A great second album powered by an edgy, nervous hunger.
Mischa Pearlman 2011-10-04
Alongside Frightened Rabbit and The Twilight Sad, We Were Promised Jetpacks are part of the powerful Scottish indie triumvirate that – until the Rabbits recently moved to Atlantic Records – were all signed to FatCat Records. Jetpacks, however, were (and still are) the babies of the bunch, with just one album to their name and – with them barely out of their teens – a significantly lower average age.
It’s been a little over two years since the release of their acclaimed (and astonishing) debut LP, These Four Walls, in which time, it seems, the band have had time to work out a suitably impressive path to take. Musically, the ghost of their former selves is still present on this second album – in Adam Thompson’s distinctive Scottish brogue; in the white noise that washes through the intense crescendos of songs such as Through the Dirt and the Gravel and Boy in the Backseat; in the jittery, on-edge guitars that drive these 10 songs; and in the desperate, angst-fuelled (but not filled) lyrics that intensify the record’s emotional resonance. But it sounds so much more raw and harsh, more real and vulnerable.
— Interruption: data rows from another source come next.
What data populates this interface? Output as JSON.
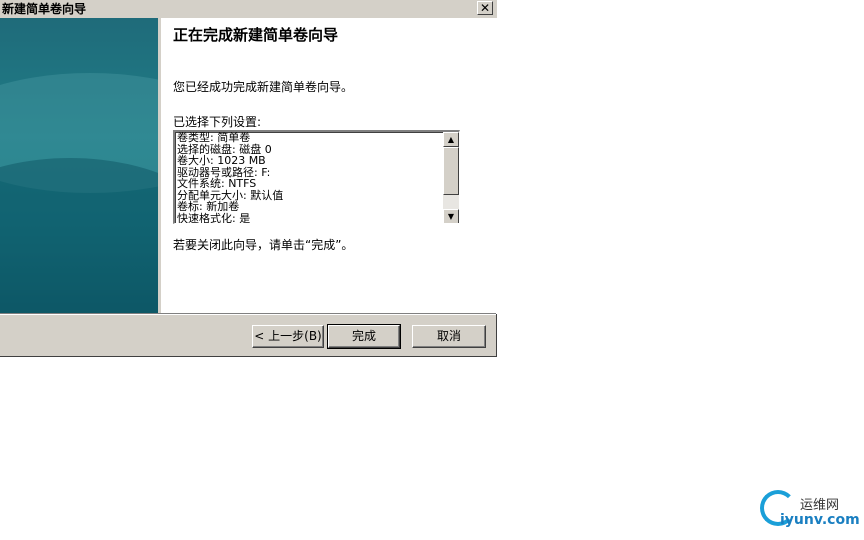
{
  "window": {
    "title": "新建简单卷向导",
    "close_label": "✕"
  },
  "wizard": {
    "heading": "正在完成新建简单卷向导",
    "success_message": "您已经成功完成新建简单卷向导。",
    "settings_label": "已选择下列设置:",
    "settings": [
      "卷类型: 简单卷",
      "选择的磁盘: 磁盘 0",
      "卷大小: 1023 MB",
      "驱动器号或路径: F:",
      "文件系统: NTFS",
      "分配单元大小: 默认值",
      "卷标: 新加卷",
      "快速格式化: 是"
    ],
    "close_hint": "若要关闭此向导，请单击“完成”。"
  },
  "buttons": {
    "back": "< 上一步(B)",
    "finish": "完成",
    "cancel": "取消"
  },
  "scrollbar": {
    "up_arrow": "▲",
    "down_arrow": "▼"
  },
  "watermark": {
    "name": "运维网",
    "domain": "iyunv.com",
    "accent": "#1a9fd8"
  }
}
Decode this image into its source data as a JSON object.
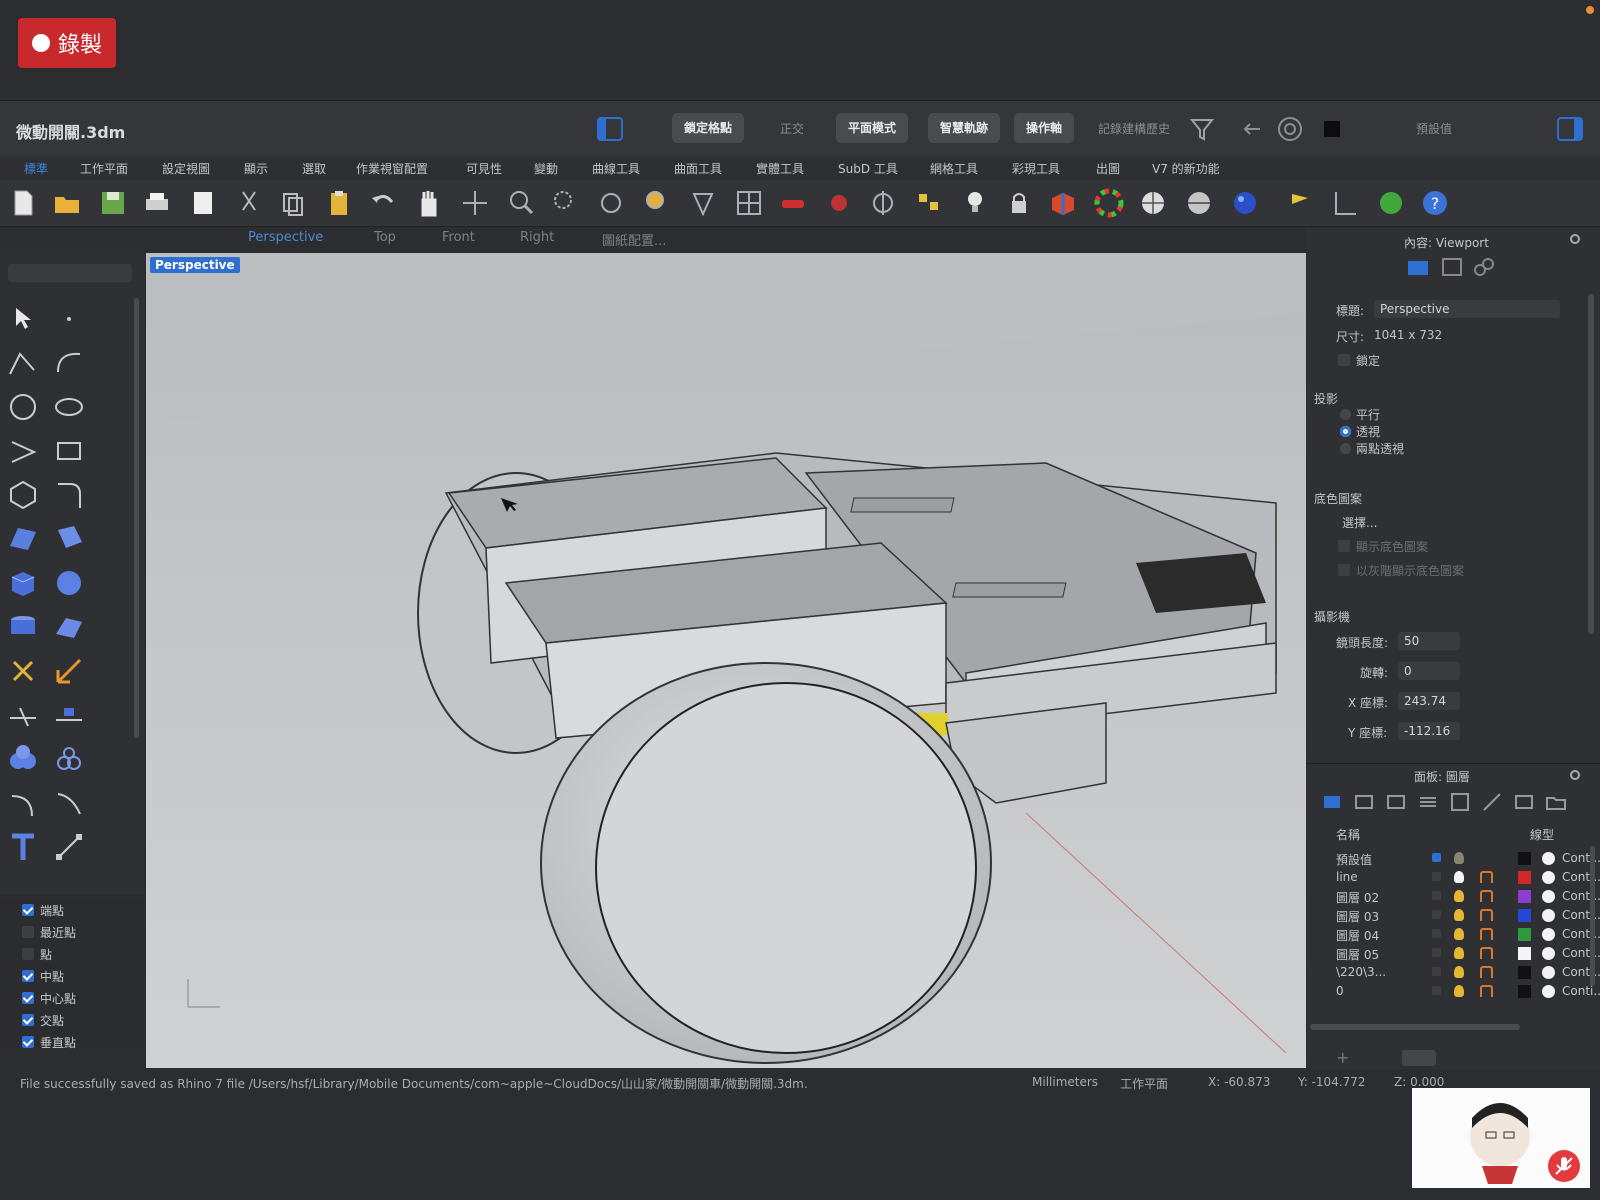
{
  "recording": {
    "label": "錄製"
  },
  "titlebar": {
    "doc_title": "微動開關.3dm",
    "buttons": [
      "鎖定格點",
      "正交",
      "平面模式",
      "智慧軌跡",
      "操作軸",
      "記錄建構歷史",
      "預設值"
    ]
  },
  "menu": {
    "tabs": [
      "標準",
      "工作平面",
      "設定視圖",
      "顯示",
      "選取",
      "作業視窗配置",
      "可見性",
      "變動",
      "曲線工具",
      "曲面工具",
      "實體工具",
      "SubD 工具",
      "網格工具",
      "彩現工具",
      "出圖",
      "V7 的新功能"
    ],
    "active_index": 0
  },
  "view_tabs": {
    "tabs": [
      "Perspective",
      "Top",
      "Front",
      "Right",
      "圖紙配置..."
    ],
    "active_index": 0
  },
  "viewport": {
    "label": "Perspective"
  },
  "osnap": {
    "items": [
      {
        "label": "端點",
        "checked": true
      },
      {
        "label": "最近點",
        "checked": false
      },
      {
        "label": "點",
        "checked": false
      },
      {
        "label": "中點",
        "checked": true
      },
      {
        "label": "中心點",
        "checked": true
      },
      {
        "label": "交點",
        "checked": true
      },
      {
        "label": "垂直點",
        "checked": true
      }
    ]
  },
  "properties": {
    "header": "內容: Viewport",
    "title_label": "標題:",
    "title_value": "Perspective",
    "size_label": "尺寸:",
    "size_value": "1041 x 732",
    "lock_label": "鎖定",
    "projection_heading": "投影",
    "projection_options": [
      "平行",
      "透視",
      "兩點透視"
    ],
    "projection_selected": 1,
    "background_heading": "底色圖案",
    "background_select_label": "選擇...",
    "background_show": "顯示底色圖案",
    "background_gray": "以灰階顯示底色圖案",
    "camera_heading": "攝影機",
    "lens_label": "鏡頭長度:",
    "lens_value": "50",
    "rotation_label": "旋轉:",
    "rotation_value": "0",
    "x_label": "X 座標:",
    "x_value": "243.74",
    "y_label": "Y 座標:",
    "y_value": "-112.16"
  },
  "layers": {
    "header": "面板: 圖層",
    "col_name": "名稱",
    "col_linetype": "線型",
    "rows": [
      {
        "name": "預設值",
        "color": "#111111",
        "linetype": "Conti..."
      },
      {
        "name": "line",
        "color": "#d1262a",
        "linetype": "Conti..."
      },
      {
        "name": "圖層 02",
        "color": "#8a3fd1",
        "linetype": "Conti..."
      },
      {
        "name": "圖層 03",
        "color": "#2548d6",
        "linetype": "Conti..."
      },
      {
        "name": "圖層 04",
        "color": "#2d9a3c",
        "linetype": "Conti..."
      },
      {
        "name": "圖層 05",
        "color": "#f5f5f5",
        "linetype": "Conti..."
      },
      {
        "name": "\\220\\3...",
        "color": "#111111",
        "linetype": "Conti..."
      },
      {
        "name": "0",
        "color": "#111111",
        "linetype": "Conti..."
      }
    ]
  },
  "status": {
    "message": "File successfully saved as Rhino 7 file /Users/hsf/Library/Mobile Documents/com~apple~CloudDocs/山山家/微動開關車/微動開關.3dm.",
    "units": "Millimeters",
    "cplane": "工作平面",
    "x": "X: -60.873",
    "y": "Y: -104.772",
    "z": "Z: 0.000"
  },
  "colors": {
    "record": "#c8292c",
    "accent": "#2f6fd2",
    "active_tab": "#3a86d8"
  }
}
There’s a prolonged moment, too, of delicate sympathy on the brittle Sore Thumb, which, at its start, strips back the levels of feedbacked noise to a piano-based riff that wouldn’t sound out of place on an Explosions in the Sky album. It’s almost two-and-a-half minutes until the vocals – distanced, dislocated and discombobulated – kick in, after which a frenzy of feedback sends the song stratospheric. It all makes the slow-motion wind-down, in its muted, weakened state, that much more powerful.
More than anything, In the Pit of the Stomach is powered by an edgy, nervous hunger – a sense of being on the verge of getting exactly what you want but full in the knowledge and with the expectation that it won’t ever actually happen. It’s the sound of perpetually chasing a dream, of a nightmare that won’t go away and of the ache that the lacuna that loss (through heartbreak or death or both) leaves you with and never lets you forget. It’s also the sound of boys becoming men, of a band most assuredly coming of age.